• _Exercise details_:
Here are some records; quote them exactly, leaving out the pictures.
Input material below:
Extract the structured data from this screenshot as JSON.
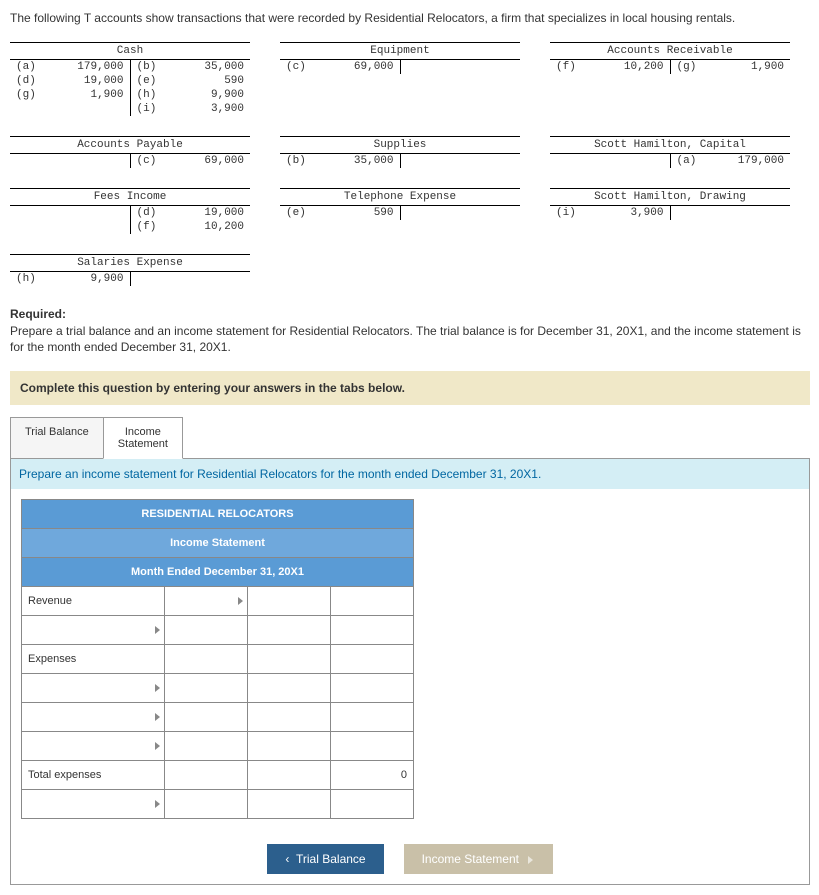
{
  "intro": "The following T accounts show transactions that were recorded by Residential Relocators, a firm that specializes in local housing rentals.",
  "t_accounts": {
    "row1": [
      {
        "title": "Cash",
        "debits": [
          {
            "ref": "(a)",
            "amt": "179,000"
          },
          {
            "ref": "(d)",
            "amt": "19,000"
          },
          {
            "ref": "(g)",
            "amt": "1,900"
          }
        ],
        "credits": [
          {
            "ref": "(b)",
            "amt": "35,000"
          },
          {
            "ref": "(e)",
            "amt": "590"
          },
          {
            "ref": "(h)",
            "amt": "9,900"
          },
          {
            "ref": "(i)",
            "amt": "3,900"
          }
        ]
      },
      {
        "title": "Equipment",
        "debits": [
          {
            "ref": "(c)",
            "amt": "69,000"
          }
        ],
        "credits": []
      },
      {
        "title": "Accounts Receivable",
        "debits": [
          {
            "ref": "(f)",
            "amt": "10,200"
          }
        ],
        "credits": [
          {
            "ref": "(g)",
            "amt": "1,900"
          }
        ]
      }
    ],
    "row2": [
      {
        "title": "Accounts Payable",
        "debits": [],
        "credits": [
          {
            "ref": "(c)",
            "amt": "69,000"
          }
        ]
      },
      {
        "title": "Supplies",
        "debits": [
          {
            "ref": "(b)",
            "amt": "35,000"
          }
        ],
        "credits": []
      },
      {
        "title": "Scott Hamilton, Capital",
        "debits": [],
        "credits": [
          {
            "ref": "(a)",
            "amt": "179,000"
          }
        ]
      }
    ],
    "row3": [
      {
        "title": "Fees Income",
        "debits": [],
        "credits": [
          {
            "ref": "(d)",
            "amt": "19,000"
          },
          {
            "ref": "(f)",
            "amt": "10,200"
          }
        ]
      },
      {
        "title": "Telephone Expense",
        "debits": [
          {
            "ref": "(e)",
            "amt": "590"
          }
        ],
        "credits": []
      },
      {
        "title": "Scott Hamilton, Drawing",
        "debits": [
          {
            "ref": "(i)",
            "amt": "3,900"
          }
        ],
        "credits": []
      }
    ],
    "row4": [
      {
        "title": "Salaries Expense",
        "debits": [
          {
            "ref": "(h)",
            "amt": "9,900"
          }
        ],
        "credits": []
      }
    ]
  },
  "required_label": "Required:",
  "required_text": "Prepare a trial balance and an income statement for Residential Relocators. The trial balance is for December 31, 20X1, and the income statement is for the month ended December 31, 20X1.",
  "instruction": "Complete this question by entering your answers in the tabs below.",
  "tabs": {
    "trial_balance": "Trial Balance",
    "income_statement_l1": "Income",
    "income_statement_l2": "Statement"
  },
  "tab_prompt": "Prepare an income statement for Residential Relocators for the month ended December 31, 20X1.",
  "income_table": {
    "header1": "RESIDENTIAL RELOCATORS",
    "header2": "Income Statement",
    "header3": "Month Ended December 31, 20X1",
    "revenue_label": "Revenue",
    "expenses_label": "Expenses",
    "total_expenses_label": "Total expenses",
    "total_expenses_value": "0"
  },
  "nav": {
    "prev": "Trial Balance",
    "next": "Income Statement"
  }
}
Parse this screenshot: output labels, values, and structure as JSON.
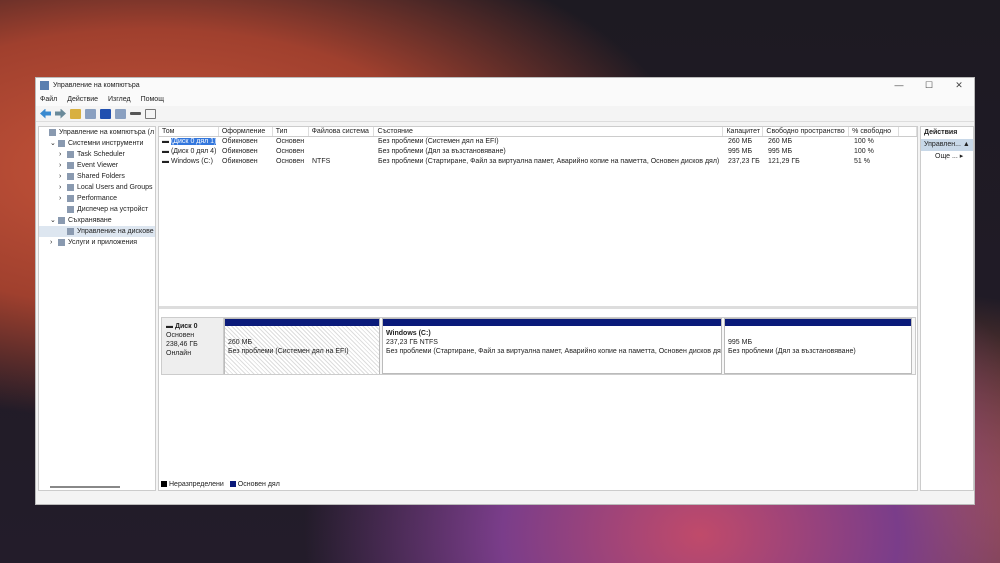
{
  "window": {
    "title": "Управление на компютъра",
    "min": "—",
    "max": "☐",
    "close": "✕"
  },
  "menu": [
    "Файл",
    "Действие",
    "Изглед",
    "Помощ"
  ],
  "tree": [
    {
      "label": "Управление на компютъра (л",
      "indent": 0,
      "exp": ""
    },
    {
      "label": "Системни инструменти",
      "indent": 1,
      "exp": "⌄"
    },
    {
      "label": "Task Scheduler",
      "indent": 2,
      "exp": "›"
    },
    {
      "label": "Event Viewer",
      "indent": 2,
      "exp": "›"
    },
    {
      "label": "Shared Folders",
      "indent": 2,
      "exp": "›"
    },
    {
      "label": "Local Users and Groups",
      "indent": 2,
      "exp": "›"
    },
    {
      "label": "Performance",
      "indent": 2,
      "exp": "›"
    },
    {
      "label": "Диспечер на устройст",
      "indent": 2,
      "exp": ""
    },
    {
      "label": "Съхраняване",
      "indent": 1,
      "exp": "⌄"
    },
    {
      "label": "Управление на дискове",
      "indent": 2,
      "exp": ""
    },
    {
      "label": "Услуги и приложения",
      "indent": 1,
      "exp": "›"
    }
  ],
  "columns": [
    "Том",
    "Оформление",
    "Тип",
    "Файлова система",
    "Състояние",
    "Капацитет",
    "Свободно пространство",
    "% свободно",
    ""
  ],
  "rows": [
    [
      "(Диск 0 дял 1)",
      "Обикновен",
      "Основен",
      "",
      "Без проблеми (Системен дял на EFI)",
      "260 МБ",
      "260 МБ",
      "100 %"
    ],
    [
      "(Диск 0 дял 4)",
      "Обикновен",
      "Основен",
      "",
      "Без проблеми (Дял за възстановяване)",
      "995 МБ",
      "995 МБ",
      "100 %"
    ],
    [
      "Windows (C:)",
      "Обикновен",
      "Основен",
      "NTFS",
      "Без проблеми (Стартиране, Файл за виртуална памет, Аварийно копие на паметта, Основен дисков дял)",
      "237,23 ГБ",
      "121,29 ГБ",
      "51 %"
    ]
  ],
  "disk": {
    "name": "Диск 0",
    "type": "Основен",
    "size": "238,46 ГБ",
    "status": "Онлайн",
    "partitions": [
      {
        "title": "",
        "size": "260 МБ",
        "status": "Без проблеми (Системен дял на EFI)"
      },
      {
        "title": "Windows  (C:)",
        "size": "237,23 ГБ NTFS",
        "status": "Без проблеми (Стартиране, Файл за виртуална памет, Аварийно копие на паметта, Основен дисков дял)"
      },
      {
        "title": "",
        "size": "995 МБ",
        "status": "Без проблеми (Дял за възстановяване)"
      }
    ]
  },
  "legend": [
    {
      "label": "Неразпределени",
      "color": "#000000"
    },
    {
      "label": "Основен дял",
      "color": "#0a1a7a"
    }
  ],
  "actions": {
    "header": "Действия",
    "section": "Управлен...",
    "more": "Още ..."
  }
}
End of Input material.
• _Exercise response_:
Extract the structured data from this screenshot as JSON.
{
  "intro": "The following T accounts show transactions that were recorded by Residential Relocators, a firm that specializes in local housing rentals.",
  "t_accounts": {
    "row1": [
      {
        "title": "Cash",
        "debits": [
          {
            "ref": "(a)",
            "amt": "179,000"
          },
          {
            "ref": "(d)",
            "amt": "19,000"
          },
          {
            "ref": "(g)",
            "amt": "1,900"
          }
        ],
        "credits": [
          {
            "ref": "(b)",
            "amt": "35,000"
          },
          {
            "ref": "(e)",
            "amt": "590"
          },
          {
            "ref": "(h)",
            "amt": "9,900"
          },
          {
            "ref": "(i)",
            "amt": "3,900"
          }
        ]
      },
      {
        "title": "Equipment",
        "debits": [
          {
            "ref": "(c)",
            "amt": "69,000"
          }
        ],
        "credits": []
      },
      {
        "title": "Accounts Receivable",
        "debits": [
          {
            "ref": "(f)",
            "amt": "10,200"
          }
        ],
        "credits": [
          {
            "ref": "(g)",
            "amt": "1,900"
          }
        ]
      }
    ],
    "row2": [
      {
        "title": "Accounts Payable",
        "debits": [],
        "credits": [
          {
            "ref": "(c)",
            "amt": "69,000"
          }
        ]
      },
      {
        "title": "Supplies",
        "debits": [
          {
            "ref": "(b)",
            "amt": "35,000"
          }
        ],
        "credits": []
      },
      {
        "title": "Scott Hamilton, Capital",
        "debits": [],
        "credits": [
          {
            "ref": "(a)",
            "amt": "179,000"
          }
        ]
      }
    ],
    "row3": [
      {
        "title": "Fees Income",
        "debits": [],
        "credits": [
          {
            "ref": "(d)",
            "amt": "19,000"
          },
          {
            "ref": "(f)",
            "amt": "10,200"
          }
        ]
      },
      {
        "title": "Telephone Expense",
        "debits": [
          {
            "ref": "(e)",
            "amt": "590"
          }
        ],
        "credits": []
      },
      {
        "title": "Scott Hamilton, Drawing",
        "debits": [
          {
            "ref": "(i)",
            "amt": "3,900"
          }
        ],
        "credits": []
      }
    ],
    "row4": [
      {
        "title": "Salaries Expense",
        "debits": [
          {
            "ref": "(h)",
            "amt": "9,900"
          }
        ],
        "credits": []
      }
    ]
  },
  "required_label": "Required:",
  "required_text": "Prepare a trial balance and an income statement for Residential Relocators. The trial balance is for December 31, 20X1, and the income statement is for the month ended December 31, 20X1.",
  "instruction": "Complete this question by entering your answers in the tabs below.",
  "tabs": {
    "trial_balance": "Trial Balance",
    "income_statement_l1": "Income",
    "income_statement_l2": "Statement"
  },
  "tab_prompt": "Prepare an income statement for Residential Relocators for the month ended December 31, 20X1.",
  "income_table": {
    "header1": "RESIDENTIAL RELOCATORS",
    "header2": "Income Statement",
    "header3": "Month Ended December 31, 20X1",
    "revenue_label": "Revenue",
    "expenses_label": "Expenses",
    "total_expenses_label": "Total expenses",
    "total_expenses_value": "0"
  },
  "nav": {
    "prev": "Trial Balance",
    "next": "Income Statement"
  }
}
Parse this screenshot: output labels, values, and structure as JSON.
{
  "window": {
    "title": "Управление на компютъра",
    "min": "—",
    "max": "☐",
    "close": "✕"
  },
  "menu": [
    "Файл",
    "Действие",
    "Изглед",
    "Помощ"
  ],
  "tree": [
    {
      "label": "Управление на компютъра (л",
      "indent": 0,
      "exp": ""
    },
    {
      "label": "Системни инструменти",
      "indent": 1,
      "exp": "⌄"
    },
    {
      "label": "Task Scheduler",
      "indent": 2,
      "exp": "›"
    },
    {
      "label": "Event Viewer",
      "indent": 2,
      "exp": "›"
    },
    {
      "label": "Shared Folders",
      "indent": 2,
      "exp": "›"
    },
    {
      "label": "Local Users and Groups",
      "indent": 2,
      "exp": "›"
    },
    {
      "label": "Performance",
      "indent": 2,
      "exp": "›"
    },
    {
      "label": "Диспечер на устройст",
      "indent": 2,
      "exp": ""
    },
    {
      "label": "Съхраняване",
      "indent": 1,
      "exp": "⌄"
    },
    {
      "label": "Управление на дискове",
      "indent": 2,
      "exp": ""
    },
    {
      "label": "Услуги и приложения",
      "indent": 1,
      "exp": "›"
    }
  ],
  "columns": [
    "Том",
    "Оформление",
    "Тип",
    "Файлова система",
    "Състояние",
    "Капацитет",
    "Свободно пространство",
    "% свободно",
    ""
  ],
  "rows": [
    [
      "(Диск 0 дял 1)",
      "Обикновен",
      "Основен",
      "",
      "Без проблеми (Системен дял на EFI)",
      "260 МБ",
      "260 МБ",
      "100 %"
    ],
    [
      "(Диск 0 дял 4)",
      "Обикновен",
      "Основен",
      "",
      "Без проблеми (Дял за възстановяване)",
      "995 МБ",
      "995 МБ",
      "100 %"
    ],
    [
      "Windows (C:)",
      "Обикновен",
      "Основен",
      "NTFS",
      "Без проблеми (Стартиране, Файл за виртуална памет, Аварийно копие на паметта, Основен дисков дял)",
      "237,23 ГБ",
      "121,29 ГБ",
      "51 %"
    ]
  ],
  "disk": {
    "name": "Диск 0",
    "type": "Основен",
    "size": "238,46 ГБ",
    "status": "Онлайн",
    "partitions": [
      {
        "title": "",
        "size": "260 МБ",
        "status": "Без проблеми (Системен дял на EFI)"
      },
      {
        "title": "Windows  (C:)",
        "size": "237,23 ГБ NTFS",
        "status": "Без проблеми (Стартиране, Файл за виртуална памет, Аварийно копие на паметта, Основен дисков дял)"
      },
      {
        "title": "",
        "size": "995 МБ",
        "status": "Без проблеми (Дял за възстановяване)"
      }
    ]
  },
  "legend": [
    {
      "label": "Неразпределени",
      "color": "#000000"
    },
    {
      "label": "Основен дял",
      "color": "#0a1a7a"
    }
  ],
  "actions": {
    "header": "Действия",
    "section": "Управлен...",
    "more": "Още ..."
  }
}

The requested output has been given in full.